(Items from an interface collection)
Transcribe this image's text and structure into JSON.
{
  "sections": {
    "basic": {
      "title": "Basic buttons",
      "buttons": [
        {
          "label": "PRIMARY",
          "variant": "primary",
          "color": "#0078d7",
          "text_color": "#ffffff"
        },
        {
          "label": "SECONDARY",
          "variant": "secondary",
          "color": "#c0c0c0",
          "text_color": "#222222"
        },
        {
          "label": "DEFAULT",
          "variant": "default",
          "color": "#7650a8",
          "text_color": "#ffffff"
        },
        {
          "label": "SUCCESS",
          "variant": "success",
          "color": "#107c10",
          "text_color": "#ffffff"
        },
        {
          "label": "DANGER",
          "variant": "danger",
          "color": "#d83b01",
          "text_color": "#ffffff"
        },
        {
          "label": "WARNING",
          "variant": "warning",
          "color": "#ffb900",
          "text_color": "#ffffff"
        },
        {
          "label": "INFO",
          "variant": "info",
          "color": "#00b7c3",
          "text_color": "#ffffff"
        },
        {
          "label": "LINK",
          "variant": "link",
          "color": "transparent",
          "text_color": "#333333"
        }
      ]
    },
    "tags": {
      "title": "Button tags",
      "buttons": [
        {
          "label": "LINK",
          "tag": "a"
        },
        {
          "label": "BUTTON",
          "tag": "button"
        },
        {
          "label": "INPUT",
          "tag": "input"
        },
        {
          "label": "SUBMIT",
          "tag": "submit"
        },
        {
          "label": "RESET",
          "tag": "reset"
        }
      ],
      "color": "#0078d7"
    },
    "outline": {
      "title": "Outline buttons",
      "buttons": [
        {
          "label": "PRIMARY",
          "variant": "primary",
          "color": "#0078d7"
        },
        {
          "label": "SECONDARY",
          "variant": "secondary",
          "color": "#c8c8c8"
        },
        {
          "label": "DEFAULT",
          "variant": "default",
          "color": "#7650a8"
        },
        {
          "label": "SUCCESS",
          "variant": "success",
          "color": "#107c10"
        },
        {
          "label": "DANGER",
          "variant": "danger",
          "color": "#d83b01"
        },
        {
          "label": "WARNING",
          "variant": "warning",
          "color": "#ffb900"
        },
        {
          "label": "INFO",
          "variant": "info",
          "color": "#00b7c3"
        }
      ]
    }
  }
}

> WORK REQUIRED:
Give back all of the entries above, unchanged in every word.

> ANSWER TO THIS EXERCISE:
Transcribe this image's text and structure into JSON.
{
  "sections": {
    "basic": {
      "title": "Basic buttons",
      "buttons": [
        {
          "label": "PRIMARY",
          "variant": "primary",
          "color": "#0078d7",
          "text_color": "#ffffff"
        },
        {
          "label": "SECONDARY",
          "variant": "secondary",
          "color": "#c0c0c0",
          "text_color": "#222222"
        },
        {
          "label": "DEFAULT",
          "variant": "default",
          "color": "#7650a8",
          "text_color": "#ffffff"
        },
        {
          "label": "SUCCESS",
          "variant": "success",
          "color": "#107c10",
          "text_color": "#ffffff"
        },
        {
          "label": "DANGER",
          "variant": "danger",
          "color": "#d83b01",
          "text_color": "#ffffff"
        },
        {
          "label": "WARNING",
          "variant": "warning",
          "color": "#ffb900",
          "text_color": "#ffffff"
        },
        {
          "label": "INFO",
          "variant": "info",
          "color": "#00b7c3",
          "text_color": "#ffffff"
        },
        {
          "label": "LINK",
          "variant": "link",
          "color": "transparent",
          "text_color": "#333333"
        }
      ]
    },
    "tags": {
      "title": "Button tags",
      "buttons": [
        {
          "label": "LINK",
          "tag": "a"
        },
        {
          "label": "BUTTON",
          "tag": "button"
        },
        {
          "label": "INPUT",
          "tag": "input"
        },
        {
          "label": "SUBMIT",
          "tag": "submit"
        },
        {
          "label": "RESET",
          "tag": "reset"
        }
      ],
      "color": "#0078d7"
    },
    "outline": {
      "title": "Outline buttons",
      "buttons": [
        {
          "label": "PRIMARY",
          "variant": "primary",
          "color": "#0078d7"
        },
        {
          "label": "SECONDARY",
          "variant": "secondary",
          "color": "#c8c8c8"
        },
        {
          "label": "DEFAULT",
          "variant": "default",
          "color": "#7650a8"
        },
        {
          "label": "SUCCESS",
          "variant": "success",
          "color": "#107c10"
        },
        {
          "label": "DANGER",
          "variant": "danger",
          "color": "#d83b01"
        },
        {
          "label": "WARNING",
          "variant": "warning",
          "color": "#ffb900"
        },
        {
          "label": "INFO",
          "variant": "info",
          "color": "#00b7c3"
        }
      ]
    }
  }
}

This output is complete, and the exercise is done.